**Task**
Whenever a line below includes the string "selected", show it.

Dataset rows for apps and sites

Content starts

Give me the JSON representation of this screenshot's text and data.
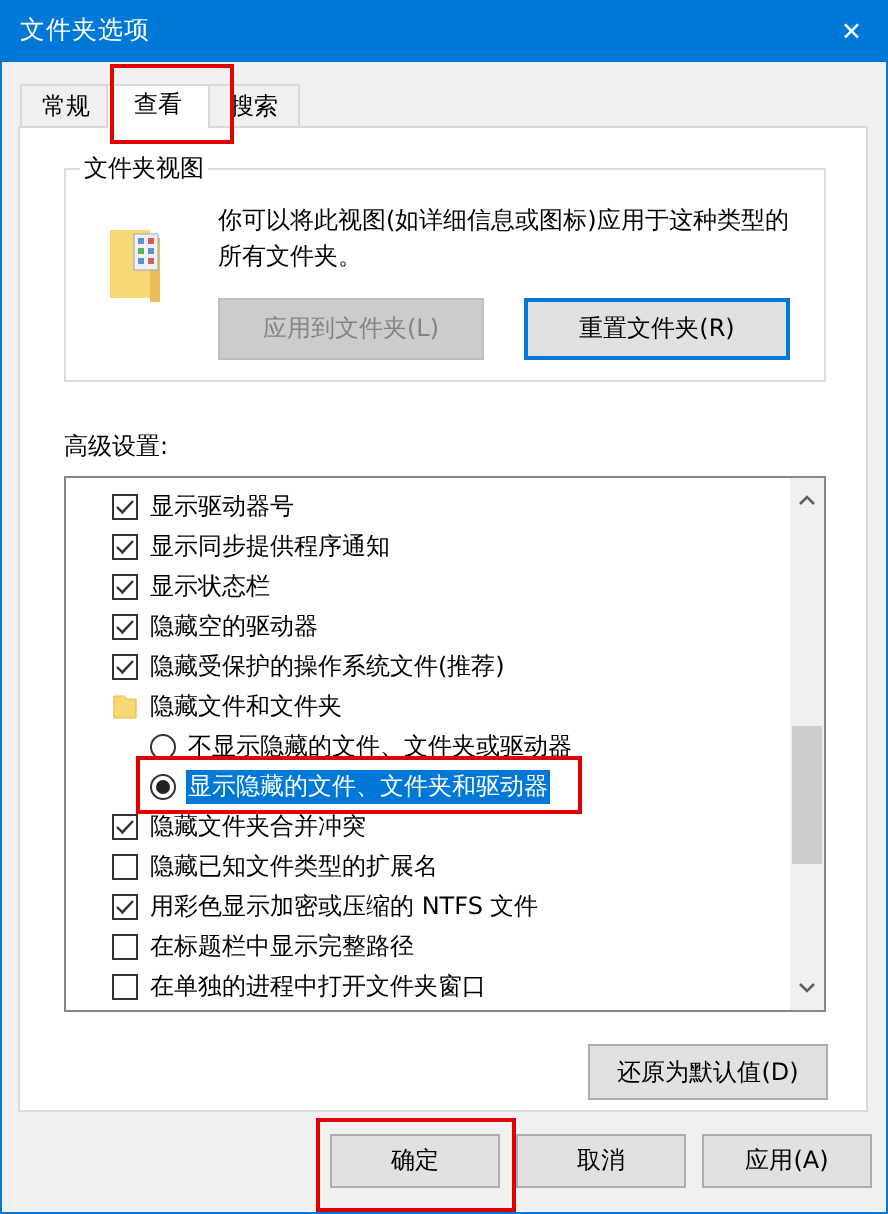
{
  "window": {
    "title": "文件夹选项",
    "close": "✕"
  },
  "tabs": [
    {
      "label": "常规",
      "selected": false,
      "annotated": false
    },
    {
      "label": "查看",
      "selected": true,
      "annotated": true
    },
    {
      "label": "搜索",
      "selected": false,
      "annotated": false
    }
  ],
  "folder_views": {
    "title": "文件夹视图",
    "description": "你可以将此视图(如详细信息或图标)应用于这种类型的所有文件夹。",
    "buttons": [
      {
        "label": "应用到文件夹(L)",
        "disabled": true,
        "focused": false
      },
      {
        "label": "重置文件夹(R)",
        "disabled": false,
        "focused": true
      }
    ]
  },
  "advanced": {
    "label": "高级设置:",
    "items": [
      {
        "kind": "checkbox",
        "label": "显示驱动器号",
        "checked": true
      },
      {
        "kind": "checkbox",
        "label": "显示同步提供程序通知",
        "checked": true
      },
      {
        "kind": "checkbox",
        "label": "显示状态栏",
        "checked": true
      },
      {
        "kind": "checkbox",
        "label": "隐藏空的驱动器",
        "checked": true
      },
      {
        "kind": "checkbox",
        "label": "隐藏受保护的操作系统文件(推荐)",
        "checked": true
      },
      {
        "kind": "folder",
        "label": "隐藏文件和文件夹",
        "children": [
          {
            "kind": "radio",
            "label": "不显示隐藏的文件、文件夹或驱动器",
            "checked": false,
            "selected": false,
            "annotated": false
          },
          {
            "kind": "radio",
            "label": "显示隐藏的文件、文件夹和驱动器",
            "checked": true,
            "selected": true,
            "annotated": true
          }
        ]
      },
      {
        "kind": "checkbox",
        "label": "隐藏文件夹合并冲突",
        "checked": true
      },
      {
        "kind": "checkbox",
        "label": "隐藏已知文件类型的扩展名",
        "checked": false
      },
      {
        "kind": "checkbox",
        "label": "用彩色显示加密或压缩的 NTFS 文件",
        "checked": true
      },
      {
        "kind": "checkbox",
        "label": "在标题栏中显示完整路径",
        "checked": false
      },
      {
        "kind": "checkbox",
        "label": "在单独的进程中打开文件夹窗口",
        "checked": false
      }
    ],
    "restore_button": "还原为默认值(D)"
  },
  "buttons": [
    {
      "label": "确定",
      "annotated": true
    },
    {
      "label": "取消",
      "annotated": false
    },
    {
      "label": "应用(A)",
      "annotated": false
    }
  ]
}
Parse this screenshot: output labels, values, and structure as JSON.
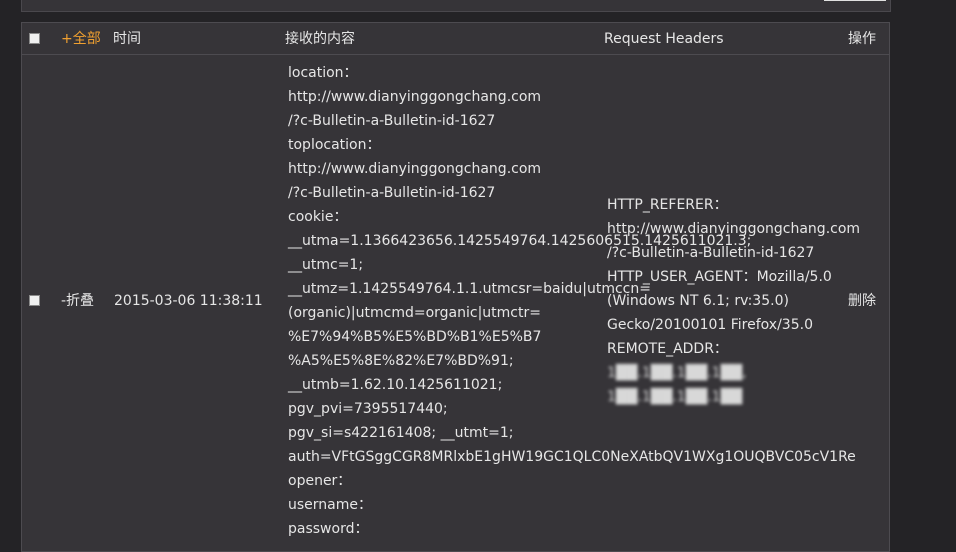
{
  "header": {
    "all_label": "+全部",
    "time_label": "时间",
    "content_label": "接收的内容",
    "headers_label": "Request Headers",
    "action_label": "操作"
  },
  "row": {
    "toggle_label": "-折叠",
    "time": "2015-03-06 11:38:11",
    "content_lines": [
      "location：",
      "http://www.dianyinggongchang.com",
      "/?c-Bulletin-a-Bulletin-id-1627",
      "toplocation：",
      "http://www.dianyinggongchang.com",
      "/?c-Bulletin-a-Bulletin-id-1627",
      "cookie：",
      "__utma=1.1366423656.1425549764.1425606515.1425611021.3;",
      "__utmc=1;",
      "__utmz=1.1425549764.1.1.utmcsr=baidu|utmccn=",
      "(organic)|utmcmd=organic|utmctr=",
      "%E7%94%B5%E5%BD%B1%E5%B7",
      "%A5%E5%8E%82%E7%BD%91;",
      "__utmb=1.62.10.1425611021;",
      "pgv_pvi=7395517440;",
      "pgv_si=s422161408; __utmt=1;",
      "auth=VFtGSggCGR8MRlxbE1gHW19GC1QLC0NeXAtbQV1WXg1OUQBVC05cV1Re",
      "opener：",
      "username：",
      "password："
    ],
    "header_lines": [
      "HTTP_REFERER：",
      "http://www.dianyinggongchang.com",
      "/?c-Bulletin-a-Bulletin-id-1627",
      "HTTP_USER_AGENT：Mozilla/5.0",
      "(Windows NT 6.1; rv:35.0)",
      "Gecko/20100101 Firefox/35.0",
      "REMOTE_ADDR："
    ],
    "blurred_lines": [
      "1██.1██.1██.1██,",
      "1██.1██.1██.1██"
    ],
    "delete_label": "删除"
  }
}
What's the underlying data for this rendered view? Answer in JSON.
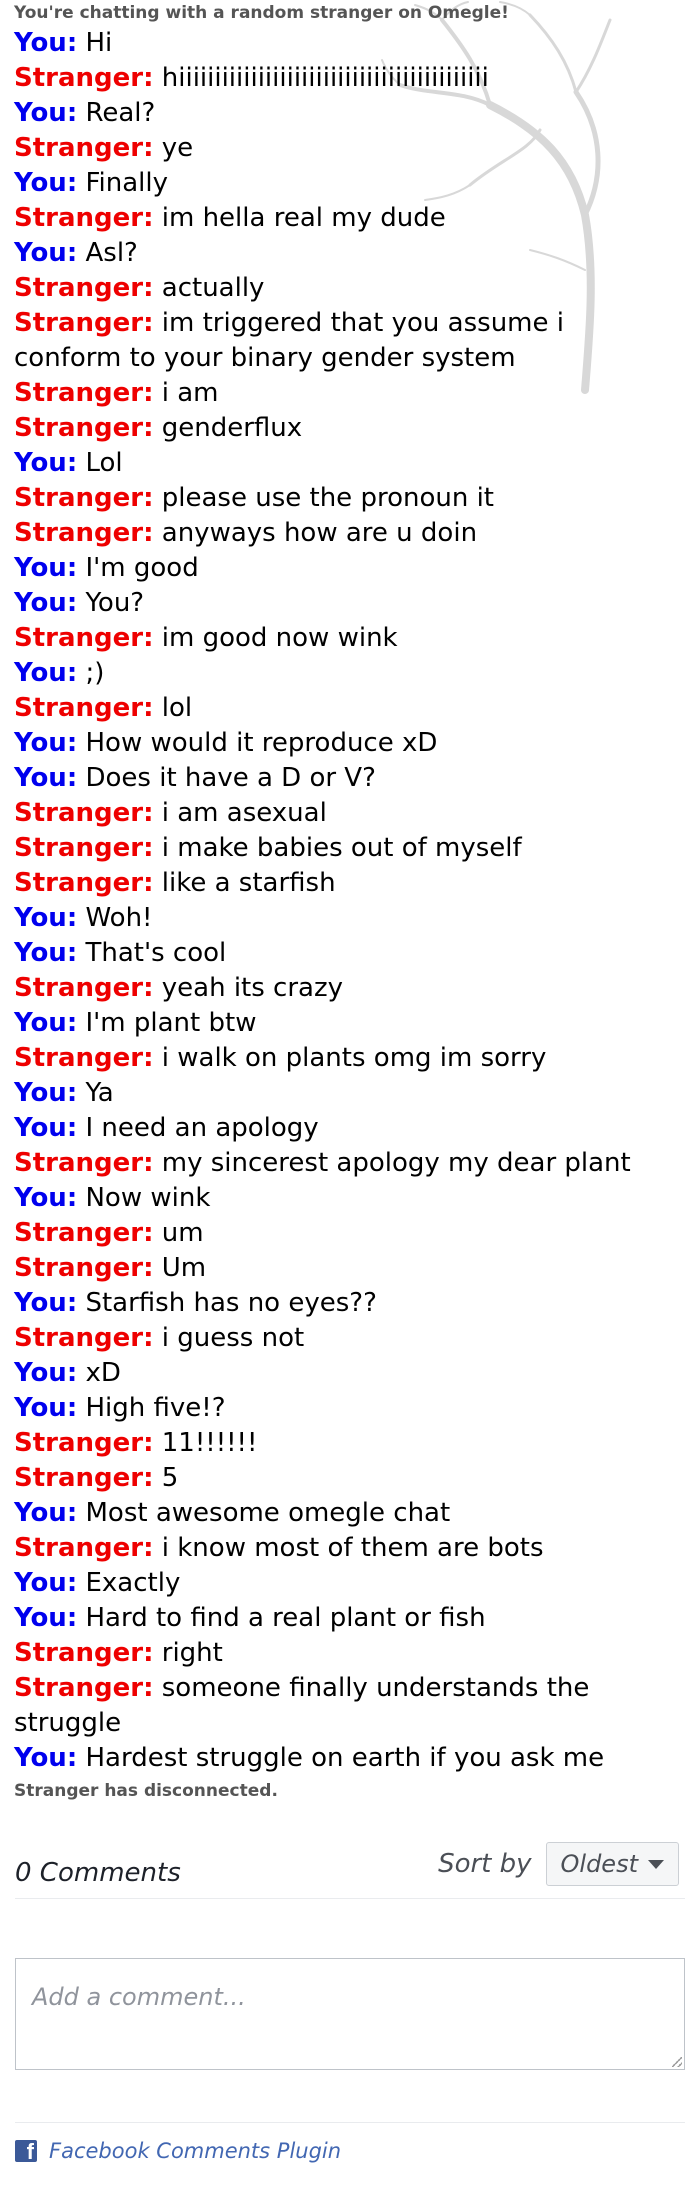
{
  "chat": {
    "header": "You're chatting with a random stranger on Omegle!",
    "messages": [
      {
        "sender": "You:",
        "text": "Hi",
        "role": "you"
      },
      {
        "sender": "Stranger:",
        "text": "hiiiiiiiiiiiiiiiiiiiiiiiiiiiiiiiiiiiiiiiiiii",
        "role": "stranger"
      },
      {
        "sender": "You:",
        "text": "Real?",
        "role": "you"
      },
      {
        "sender": "Stranger:",
        "text": "ye",
        "role": "stranger"
      },
      {
        "sender": "You:",
        "text": "Finally",
        "role": "you"
      },
      {
        "sender": "Stranger:",
        "text": "im hella real my dude",
        "role": "stranger"
      },
      {
        "sender": "You:",
        "text": "Asl?",
        "role": "you"
      },
      {
        "sender": "Stranger:",
        "text": "actually",
        "role": "stranger"
      },
      {
        "sender": "Stranger:",
        "text": "im triggered that you assume i conform to your binary gender system",
        "role": "stranger"
      },
      {
        "sender": "Stranger:",
        "text": "i am",
        "role": "stranger"
      },
      {
        "sender": "Stranger:",
        "text": "genderflux",
        "role": "stranger"
      },
      {
        "sender": "You:",
        "text": "Lol",
        "role": "you"
      },
      {
        "sender": "Stranger:",
        "text": "please use the pronoun it",
        "role": "stranger"
      },
      {
        "sender": "Stranger:",
        "text": "anyways how are u doin",
        "role": "stranger"
      },
      {
        "sender": "You:",
        "text": "I'm good",
        "role": "you"
      },
      {
        "sender": "You:",
        "text": "You?",
        "role": "you"
      },
      {
        "sender": "Stranger:",
        "text": "im good now wink",
        "role": "stranger"
      },
      {
        "sender": "You:",
        "text": ";)",
        "role": "you"
      },
      {
        "sender": "Stranger:",
        "text": "lol",
        "role": "stranger"
      },
      {
        "sender": "You:",
        "text": "How would it reproduce xD",
        "role": "you"
      },
      {
        "sender": "You:",
        "text": "Does it have a D or V?",
        "role": "you"
      },
      {
        "sender": "Stranger:",
        "text": "i am asexual",
        "role": "stranger"
      },
      {
        "sender": "Stranger:",
        "text": "i make babies out of myself",
        "role": "stranger"
      },
      {
        "sender": "Stranger:",
        "text": "like a starfish",
        "role": "stranger"
      },
      {
        "sender": "You:",
        "text": "Woh!",
        "role": "you"
      },
      {
        "sender": "You:",
        "text": "That's cool",
        "role": "you"
      },
      {
        "sender": "Stranger:",
        "text": "yeah its crazy",
        "role": "stranger"
      },
      {
        "sender": "You:",
        "text": "I'm plant btw",
        "role": "you"
      },
      {
        "sender": "Stranger:",
        "text": "i walk on plants omg im sorry",
        "role": "stranger"
      },
      {
        "sender": "You:",
        "text": "Ya",
        "role": "you"
      },
      {
        "sender": "You:",
        "text": "I need an apology",
        "role": "you"
      },
      {
        "sender": "Stranger:",
        "text": "my sincerest apology my dear plant",
        "role": "stranger"
      },
      {
        "sender": "You:",
        "text": "Now wink",
        "role": "you"
      },
      {
        "sender": "Stranger:",
        "text": "um",
        "role": "stranger"
      },
      {
        "sender": "Stranger:",
        "text": "Um",
        "role": "stranger"
      },
      {
        "sender": "You:",
        "text": "Starfish has no eyes??",
        "role": "you"
      },
      {
        "sender": "Stranger:",
        "text": "i guess not",
        "role": "stranger"
      },
      {
        "sender": "You:",
        "text": "xD",
        "role": "you"
      },
      {
        "sender": "You:",
        "text": "High five!?",
        "role": "you"
      },
      {
        "sender": "Stranger:",
        "text": "11!!!!!!",
        "role": "stranger"
      },
      {
        "sender": "Stranger:",
        "text": "5",
        "role": "stranger"
      },
      {
        "sender": "You:",
        "text": "Most awesome omegle chat",
        "role": "you"
      },
      {
        "sender": "Stranger:",
        "text": "i know most of them are bots",
        "role": "stranger"
      },
      {
        "sender": "You:",
        "text": "Exactly",
        "role": "you"
      },
      {
        "sender": "You:",
        "text": "Hard to find a real plant or fish",
        "role": "you"
      },
      {
        "sender": "Stranger:",
        "text": "right",
        "role": "stranger"
      },
      {
        "sender": "Stranger:",
        "text": "someone finally understands the struggle",
        "role": "stranger"
      },
      {
        "sender": "You:",
        "text": "Hardest struggle on earth if you ask me",
        "role": "you"
      }
    ],
    "footer": "Stranger has disconnected."
  },
  "comments": {
    "count_label": "0 Comments",
    "sort_label": "Sort by",
    "sort_value": "Oldest",
    "input_placeholder": "Add a comment...",
    "plugin_label": "Facebook Comments Plugin"
  },
  "colors": {
    "you": "#0000ee",
    "stranger": "#ee0000",
    "status": "#555555",
    "facebook": "#3b5998"
  },
  "icons": {
    "sort": "chevron-down-icon",
    "plugin": "facebook-icon",
    "background": "tree-icon"
  }
}
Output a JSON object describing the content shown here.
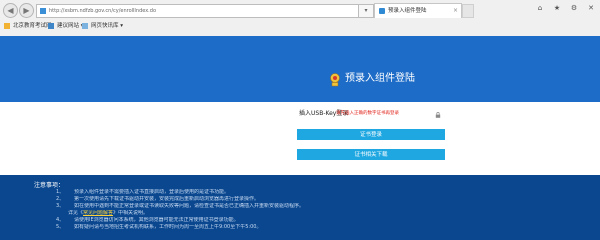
{
  "browser": {
    "back_icon": "back-arrow-icon",
    "forward_icon": "forward-arrow-icon",
    "address": "http://xsbm.ndfzb.gov.cn/cy/enrollIndex.do",
    "address_tools": "▾",
    "tab_title": "预录入组件登陆",
    "tab_close": "×",
    "controls": {
      "home": "⌂",
      "favorites": "★",
      "settings": "⚙",
      "close": "✕"
    },
    "favorites": [
      "北京教育考试网",
      "建议网站 ▾",
      "网页快讯库 ▾"
    ]
  },
  "page": {
    "title": "预录入组件登陆",
    "hint_label": "插入USB-Key登录",
    "hint_warning": "请先插入正确的数字证书再登录",
    "buttons": {
      "login": "证书登录",
      "download": "证书相关下载"
    }
  },
  "colors": {
    "header": "#1d6cc8",
    "button": "#1ea7e1",
    "footer": "#0a478f",
    "warning": "#e0241b"
  },
  "notices": {
    "title": "注意事项：",
    "items": [
      {
        "num": "1、",
        "text": "预录入组件登录不需要插入证书直接启动，登录后使用的是证书功能。"
      },
      {
        "num": "2、",
        "text": "第一次使用请先下载证书驱动并安装，安装完成后重新启动浏览器再进行登录操作。"
      },
      {
        "num": "3、",
        "text": "如在使用中遇到不能正常登录或证书读取失败等问题，请检查证书是否已正确插入并重新安装驱动程序。"
      },
      {
        "num": "",
        "text_before": "详见《",
        "link": "常见问题解答",
        "text_after": "》中相关说明。"
      },
      {
        "num": "4、",
        "text": "请使用IE浏览器访问本系统，其他浏览器可能无法正常使用证书登录功能。"
      },
      {
        "num": "5、",
        "text": "如有疑问请与当地招生考试机构联系，工作时间为周一至周五上午9:00至下午5:00。"
      }
    ]
  }
}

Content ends

**Solution for this task**
      "selected": false,
      "selected": true,
      "selected": false,
            "selected": false,
            "selected": true,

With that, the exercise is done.